-------- DATASET EXTRACT

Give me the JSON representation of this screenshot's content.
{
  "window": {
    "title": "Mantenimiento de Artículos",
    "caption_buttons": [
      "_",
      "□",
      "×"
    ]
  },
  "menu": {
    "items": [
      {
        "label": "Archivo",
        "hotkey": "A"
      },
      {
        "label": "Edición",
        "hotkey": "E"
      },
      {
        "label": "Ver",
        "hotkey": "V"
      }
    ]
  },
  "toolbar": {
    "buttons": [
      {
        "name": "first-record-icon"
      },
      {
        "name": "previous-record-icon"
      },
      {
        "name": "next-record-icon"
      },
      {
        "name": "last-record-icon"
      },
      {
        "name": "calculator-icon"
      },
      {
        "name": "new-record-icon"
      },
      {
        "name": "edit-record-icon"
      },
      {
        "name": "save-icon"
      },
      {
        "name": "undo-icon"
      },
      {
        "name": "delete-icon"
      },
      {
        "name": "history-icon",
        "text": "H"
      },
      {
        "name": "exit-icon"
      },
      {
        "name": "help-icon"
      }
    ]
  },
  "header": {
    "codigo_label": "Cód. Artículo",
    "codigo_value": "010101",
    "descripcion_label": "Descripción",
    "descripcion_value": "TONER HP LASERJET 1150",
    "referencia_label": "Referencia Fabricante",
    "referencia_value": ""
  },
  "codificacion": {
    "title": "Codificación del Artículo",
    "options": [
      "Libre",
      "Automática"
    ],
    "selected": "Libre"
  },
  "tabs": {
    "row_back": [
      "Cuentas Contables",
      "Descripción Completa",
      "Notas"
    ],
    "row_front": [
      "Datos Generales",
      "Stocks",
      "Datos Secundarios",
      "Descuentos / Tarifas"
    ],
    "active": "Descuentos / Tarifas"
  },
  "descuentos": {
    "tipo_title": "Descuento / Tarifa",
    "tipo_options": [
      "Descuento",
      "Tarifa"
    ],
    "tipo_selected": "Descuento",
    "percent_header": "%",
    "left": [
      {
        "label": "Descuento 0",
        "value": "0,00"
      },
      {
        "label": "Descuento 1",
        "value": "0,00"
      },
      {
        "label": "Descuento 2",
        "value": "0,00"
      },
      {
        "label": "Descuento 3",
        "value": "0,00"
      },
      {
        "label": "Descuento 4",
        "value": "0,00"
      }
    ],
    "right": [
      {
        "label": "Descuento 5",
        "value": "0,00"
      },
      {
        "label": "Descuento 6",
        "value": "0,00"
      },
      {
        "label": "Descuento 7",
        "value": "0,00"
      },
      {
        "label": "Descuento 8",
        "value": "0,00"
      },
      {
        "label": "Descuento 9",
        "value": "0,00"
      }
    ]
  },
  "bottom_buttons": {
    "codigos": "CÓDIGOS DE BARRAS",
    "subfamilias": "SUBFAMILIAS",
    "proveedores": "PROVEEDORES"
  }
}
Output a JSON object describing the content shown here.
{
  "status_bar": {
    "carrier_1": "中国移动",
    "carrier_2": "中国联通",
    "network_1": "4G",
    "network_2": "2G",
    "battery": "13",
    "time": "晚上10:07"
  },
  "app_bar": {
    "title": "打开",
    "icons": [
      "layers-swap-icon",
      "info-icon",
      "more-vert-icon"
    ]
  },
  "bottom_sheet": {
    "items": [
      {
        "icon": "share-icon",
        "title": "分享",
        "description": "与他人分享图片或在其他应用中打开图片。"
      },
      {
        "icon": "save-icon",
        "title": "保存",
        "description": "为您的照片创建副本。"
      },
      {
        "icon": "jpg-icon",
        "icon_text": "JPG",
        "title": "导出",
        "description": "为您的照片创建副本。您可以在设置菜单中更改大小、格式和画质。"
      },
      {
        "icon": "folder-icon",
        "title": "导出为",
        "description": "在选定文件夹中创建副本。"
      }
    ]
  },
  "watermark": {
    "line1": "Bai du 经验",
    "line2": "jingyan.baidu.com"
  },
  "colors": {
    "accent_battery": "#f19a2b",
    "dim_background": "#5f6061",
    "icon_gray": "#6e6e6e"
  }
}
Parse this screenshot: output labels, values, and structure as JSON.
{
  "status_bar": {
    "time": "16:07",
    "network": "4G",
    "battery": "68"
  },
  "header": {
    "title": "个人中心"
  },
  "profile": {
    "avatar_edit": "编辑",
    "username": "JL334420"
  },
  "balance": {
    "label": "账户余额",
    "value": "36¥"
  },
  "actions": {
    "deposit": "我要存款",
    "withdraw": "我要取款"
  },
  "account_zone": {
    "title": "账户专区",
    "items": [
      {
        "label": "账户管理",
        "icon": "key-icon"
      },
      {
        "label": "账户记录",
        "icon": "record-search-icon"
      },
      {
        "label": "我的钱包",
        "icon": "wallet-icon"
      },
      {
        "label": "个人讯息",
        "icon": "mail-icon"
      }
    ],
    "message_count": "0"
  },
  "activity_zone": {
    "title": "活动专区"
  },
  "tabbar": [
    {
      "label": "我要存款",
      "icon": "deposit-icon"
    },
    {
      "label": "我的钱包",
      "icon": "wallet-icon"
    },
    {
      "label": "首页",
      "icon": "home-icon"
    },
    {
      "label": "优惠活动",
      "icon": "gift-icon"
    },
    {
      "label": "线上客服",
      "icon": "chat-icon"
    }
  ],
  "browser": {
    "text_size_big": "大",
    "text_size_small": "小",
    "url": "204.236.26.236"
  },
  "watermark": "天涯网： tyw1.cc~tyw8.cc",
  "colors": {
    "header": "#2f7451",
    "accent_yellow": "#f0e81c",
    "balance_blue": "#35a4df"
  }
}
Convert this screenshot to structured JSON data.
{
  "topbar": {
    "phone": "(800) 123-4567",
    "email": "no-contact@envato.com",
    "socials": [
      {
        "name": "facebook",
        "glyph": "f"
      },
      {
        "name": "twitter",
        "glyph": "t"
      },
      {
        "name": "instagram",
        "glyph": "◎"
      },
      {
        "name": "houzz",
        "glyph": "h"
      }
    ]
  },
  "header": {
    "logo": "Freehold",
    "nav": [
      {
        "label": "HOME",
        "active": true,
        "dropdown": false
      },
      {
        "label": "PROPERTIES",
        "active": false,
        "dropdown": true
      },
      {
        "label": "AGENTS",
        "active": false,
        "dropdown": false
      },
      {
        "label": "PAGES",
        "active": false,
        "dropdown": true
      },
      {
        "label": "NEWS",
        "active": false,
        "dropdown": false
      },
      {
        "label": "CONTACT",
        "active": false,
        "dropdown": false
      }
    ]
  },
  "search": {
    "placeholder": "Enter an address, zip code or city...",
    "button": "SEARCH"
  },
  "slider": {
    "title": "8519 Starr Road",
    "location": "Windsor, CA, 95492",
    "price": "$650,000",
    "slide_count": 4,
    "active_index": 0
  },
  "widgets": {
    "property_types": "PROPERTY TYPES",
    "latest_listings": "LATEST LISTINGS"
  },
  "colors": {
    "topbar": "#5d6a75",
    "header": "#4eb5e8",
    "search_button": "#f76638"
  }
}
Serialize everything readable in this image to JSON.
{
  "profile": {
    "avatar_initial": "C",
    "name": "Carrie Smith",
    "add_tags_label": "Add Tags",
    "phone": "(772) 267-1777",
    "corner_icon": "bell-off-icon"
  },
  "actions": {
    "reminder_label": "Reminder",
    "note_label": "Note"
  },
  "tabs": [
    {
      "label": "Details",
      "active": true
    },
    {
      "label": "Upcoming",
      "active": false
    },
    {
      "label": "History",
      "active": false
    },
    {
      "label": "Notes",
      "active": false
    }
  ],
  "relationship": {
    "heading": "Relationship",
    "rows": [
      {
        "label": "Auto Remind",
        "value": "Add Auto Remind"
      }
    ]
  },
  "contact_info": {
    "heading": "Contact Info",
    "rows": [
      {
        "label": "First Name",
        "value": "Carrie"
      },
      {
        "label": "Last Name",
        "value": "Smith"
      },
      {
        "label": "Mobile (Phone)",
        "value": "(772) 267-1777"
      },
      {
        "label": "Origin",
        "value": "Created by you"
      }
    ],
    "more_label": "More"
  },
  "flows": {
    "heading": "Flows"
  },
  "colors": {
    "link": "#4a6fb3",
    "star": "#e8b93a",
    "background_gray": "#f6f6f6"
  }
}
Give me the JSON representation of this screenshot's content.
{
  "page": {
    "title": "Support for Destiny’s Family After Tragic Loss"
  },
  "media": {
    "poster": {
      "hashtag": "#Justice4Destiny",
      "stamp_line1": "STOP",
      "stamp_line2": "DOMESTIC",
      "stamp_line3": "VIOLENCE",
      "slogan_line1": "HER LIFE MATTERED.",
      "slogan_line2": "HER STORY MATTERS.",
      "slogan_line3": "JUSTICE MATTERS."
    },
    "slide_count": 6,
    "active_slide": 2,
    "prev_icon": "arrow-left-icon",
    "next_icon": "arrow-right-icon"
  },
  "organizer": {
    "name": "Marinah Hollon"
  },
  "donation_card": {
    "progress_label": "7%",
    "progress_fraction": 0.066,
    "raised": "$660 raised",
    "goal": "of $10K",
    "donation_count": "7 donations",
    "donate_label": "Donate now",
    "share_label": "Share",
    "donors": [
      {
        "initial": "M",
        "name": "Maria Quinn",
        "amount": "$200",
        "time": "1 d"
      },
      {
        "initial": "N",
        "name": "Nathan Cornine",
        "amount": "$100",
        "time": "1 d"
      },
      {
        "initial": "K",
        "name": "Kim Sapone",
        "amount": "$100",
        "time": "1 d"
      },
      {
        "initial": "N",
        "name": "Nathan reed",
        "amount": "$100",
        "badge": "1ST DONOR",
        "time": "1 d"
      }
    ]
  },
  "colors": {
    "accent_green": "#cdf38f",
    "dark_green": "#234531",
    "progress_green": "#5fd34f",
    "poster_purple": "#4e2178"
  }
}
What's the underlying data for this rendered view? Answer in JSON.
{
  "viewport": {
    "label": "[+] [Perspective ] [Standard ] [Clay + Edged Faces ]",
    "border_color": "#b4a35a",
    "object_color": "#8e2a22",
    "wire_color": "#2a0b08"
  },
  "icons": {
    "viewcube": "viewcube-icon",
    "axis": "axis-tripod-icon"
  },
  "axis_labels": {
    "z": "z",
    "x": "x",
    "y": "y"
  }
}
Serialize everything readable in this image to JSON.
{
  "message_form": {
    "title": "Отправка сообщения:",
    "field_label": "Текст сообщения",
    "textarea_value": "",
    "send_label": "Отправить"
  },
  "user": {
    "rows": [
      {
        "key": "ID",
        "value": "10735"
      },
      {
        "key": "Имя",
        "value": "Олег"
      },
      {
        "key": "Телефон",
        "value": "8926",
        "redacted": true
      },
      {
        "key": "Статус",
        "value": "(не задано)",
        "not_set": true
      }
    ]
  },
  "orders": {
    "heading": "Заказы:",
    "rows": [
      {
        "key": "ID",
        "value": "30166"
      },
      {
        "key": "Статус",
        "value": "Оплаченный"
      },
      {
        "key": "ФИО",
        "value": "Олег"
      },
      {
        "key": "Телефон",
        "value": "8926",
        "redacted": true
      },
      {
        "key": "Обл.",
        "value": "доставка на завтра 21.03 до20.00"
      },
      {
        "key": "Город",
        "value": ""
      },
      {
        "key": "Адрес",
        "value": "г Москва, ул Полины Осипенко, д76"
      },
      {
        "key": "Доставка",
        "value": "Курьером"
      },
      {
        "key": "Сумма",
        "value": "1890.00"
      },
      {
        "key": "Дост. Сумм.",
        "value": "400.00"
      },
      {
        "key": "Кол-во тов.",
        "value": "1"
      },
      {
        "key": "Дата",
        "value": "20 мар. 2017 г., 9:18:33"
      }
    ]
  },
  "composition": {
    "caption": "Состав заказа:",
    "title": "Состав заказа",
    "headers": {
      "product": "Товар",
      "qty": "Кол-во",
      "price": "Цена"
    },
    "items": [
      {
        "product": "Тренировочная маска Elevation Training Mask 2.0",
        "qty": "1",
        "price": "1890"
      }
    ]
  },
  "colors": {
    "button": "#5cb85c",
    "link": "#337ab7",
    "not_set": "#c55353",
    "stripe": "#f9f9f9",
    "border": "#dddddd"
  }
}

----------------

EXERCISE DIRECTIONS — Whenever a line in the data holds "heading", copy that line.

WRITTEN REPLY —
    "heading": "Relationship",
    "heading": "Contact Info",
    "heading": "Flows"
    "heading": "Заказы:",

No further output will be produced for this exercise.